--- SUPPLIED RECORDS Enclosed Below ---

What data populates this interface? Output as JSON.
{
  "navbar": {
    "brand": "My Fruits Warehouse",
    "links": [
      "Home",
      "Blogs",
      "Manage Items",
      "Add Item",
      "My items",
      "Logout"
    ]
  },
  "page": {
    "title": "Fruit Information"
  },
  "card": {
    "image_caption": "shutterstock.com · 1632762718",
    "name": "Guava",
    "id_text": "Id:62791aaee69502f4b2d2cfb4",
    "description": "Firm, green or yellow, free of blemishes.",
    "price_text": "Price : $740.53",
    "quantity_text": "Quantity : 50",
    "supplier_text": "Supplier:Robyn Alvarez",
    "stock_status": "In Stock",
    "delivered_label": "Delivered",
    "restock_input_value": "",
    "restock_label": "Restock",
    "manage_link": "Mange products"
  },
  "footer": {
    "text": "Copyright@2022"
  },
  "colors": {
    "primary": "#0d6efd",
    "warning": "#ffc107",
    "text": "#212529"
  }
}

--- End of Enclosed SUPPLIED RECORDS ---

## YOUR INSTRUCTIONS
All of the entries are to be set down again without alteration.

## SOLVED PROBLEM
What data populates this interface? Output as JSON.
{
  "navbar": {
    "brand": "My Fruits Warehouse",
    "links": [
      "Home",
      "Blogs",
      "Manage Items",
      "Add Item",
      "My items",
      "Logout"
    ]
  },
  "page": {
    "title": "Fruit Information"
  },
  "card": {
    "image_caption": "shutterstock.com · 1632762718",
    "name": "Guava",
    "id_text": "Id:62791aaee69502f4b2d2cfb4",
    "description": "Firm, green or yellow, free of blemishes.",
    "price_text": "Price : $740.53",
    "quantity_text": "Quantity : 50",
    "supplier_text": "Supplier:Robyn Alvarez",
    "stock_status": "In Stock",
    "delivered_label": "Delivered",
    "restock_input_value": "",
    "restock_label": "Restock",
    "manage_link": "Mange products"
  },
  "footer": {
    "text": "Copyright@2022"
  },
  "colors": {
    "primary": "#0d6efd",
    "warning": "#ffc107",
    "text": "#212529"
  }
}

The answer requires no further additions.